-- Miss Arcade engages the concepts of individuality and rebellion in a world that currently markets the corrupt idea of Bourgeois Bohemia. “Bourgeois and Bohemia are two entirely different value systems..” Miss Arcade says, ”You can no more be a bourgeois bohemian than you can be an atheist catholic.” --
So, we made a short trip to New York. I have some slight familiarity with the city but after living in Vermont for more than 20 years being in a noisy, crowded environment is quite overwelming. Predictably, we got lost several times and also managed to spend lots of money in a short period of time.

Saturday we had tickets to a performance of La Traviata at the Metropolitan Opera...so for Friday night I wanted to find something less refined and polished. A short listing in a free newspaper clued me in to an event at a club on Bleeker Street in the Village, not too far from our downtown hotel:

Not knowing quite what to expect, we marched up Broadway in search of Le Poisson Rouge.

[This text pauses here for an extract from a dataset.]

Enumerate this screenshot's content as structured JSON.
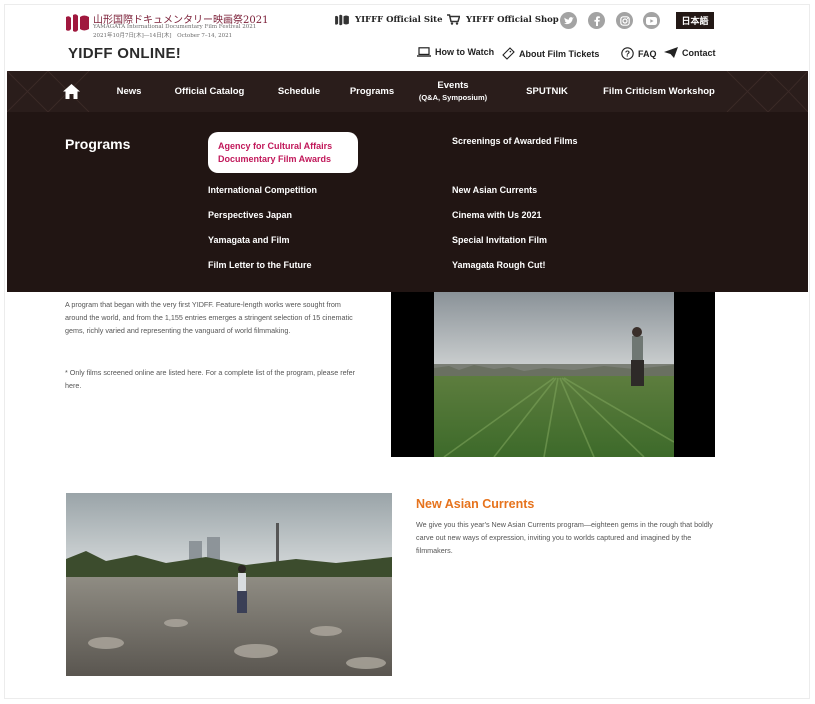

Penny Arcade (bio here -- her history in New York, goes back to the early 70s, and the end times of Warhol's Factory) harangued the crowd while the show's entourage of erotic dancers watched from the stage.

The two topics most addressed in the course of the production were:
  1. The artist's distaste for formal, academic artistic criticism and analysis of gay culture.
  2. A requiem for old, pre-gentrification, pre-Guliani, pre-Bankster culture, New York. Ie, Ms. Arcade finds the new, cleaned-up-by-Disney Times Square district to be emblematic of what is wrong with the present state of the city.
Lest the reader come away with the impression that this was an evening of pedantic diatribes, most of the show consisted of erotic dancers of both sexes -- the event really served as a celebration of gender-bending -- swaying to pulsing dance music.

Unlike at many shows, taking photos was not at all discouraged.

DJ Lady Miss Kier sporting some way big hair.

At one point in the proceedings, the Pope showed up to rail against the immoral goings-on.

Dancers hustled for tips. Another one of Penny Arcade's complaints about contemporary New York was the rise of "happy burlesque"...

There was a certain irony in our presence at this event: We were tourists on Bleeker Street, waifs from the countryside who had made a supersized version of some suburban college kid's weekend journey from the suburbs of New Jersey or Connecticut (where I spent a lot of time growing up) to the lights and glitz of New York, and who had our return tickets safely booked.

I remember the dismissive phrase "bridge and tunnel crowd" from my days in college and there's no doubt this could be applied to our trip. I must say, however, that I enjoyed the show, and also that I felt quite at home in what was a rather louche and freaky environment. In some ways Vermont is a cultural mecca -- there's always something going -- but it's very small and there is a lot of homogeneity here, and not many people seem to live on the edge.